To be honest, these aren’t my favorite on this list, but they’re some of my most worn. You could leave them two feet from your front door and basically walk into them without missing a step. They’re simple, fun, and easy to put on. They also go well with the sort of things you’re likely to wear when you’re running out for an errand – chambray shirts, field jackets, and jeans; t-shirts and shorts; or trucker jackets and fatigues.
Nepenthes re-released these sneakers today in-store, but they’ll be available for phone orders starting Monday. You can get Nepenthes’ contact info and see this season’s colorways on their blog. Get the white version for versatility.
Sizing: Go a half size down
Affordable Alternative: Vans Slip Ons in Hairy Suede
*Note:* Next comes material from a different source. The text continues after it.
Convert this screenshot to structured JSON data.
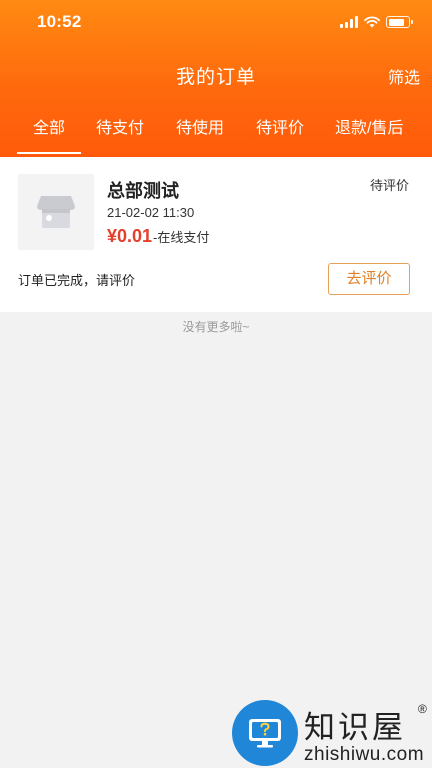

In the 1970s, shortly after Japan fell in love with Ivy Style, the Japanese started noticing that American college students were no longer wearing neckties with tweed jackets to classes. Instead, many were repurposing outdoor brands such as Sierra Designs and Eddie Bauer into their everyday attire. Certainly, the oxford-cloth button-down remained popular, but instead of hook-vent sport coats and striped rep neckwear, students were wearing 60/ 40 parkas, Levi’s jeans, and Champion sweatshirts.
The look was later coined “Rugged Ivy” (or sometimes “Heavy Duty Ivy”). In his book Ametora, David Marx described it as two sides of the same coin. Students at certain colleges still wore blazers, but ones in more rural locales such as Dartmouth were more likely to be found in down jackets and denim.
If you like these things like I do, or simply want to dress like a narcotics FBI agent in an undercover sting operation, try Spalwart’s Marathon Trails. They have that classic retro-runner look, but with a slightly funkier treaded outsole that gives the style a sense of humor. They’re a bit flimsy in terms of construction, but still durable and reasonably comfortable – especially on hot days since half the shoes are made from breathable mesh panels. Classic, low-key, and kind of dad-ish, but in a good way.
Sizing: True to size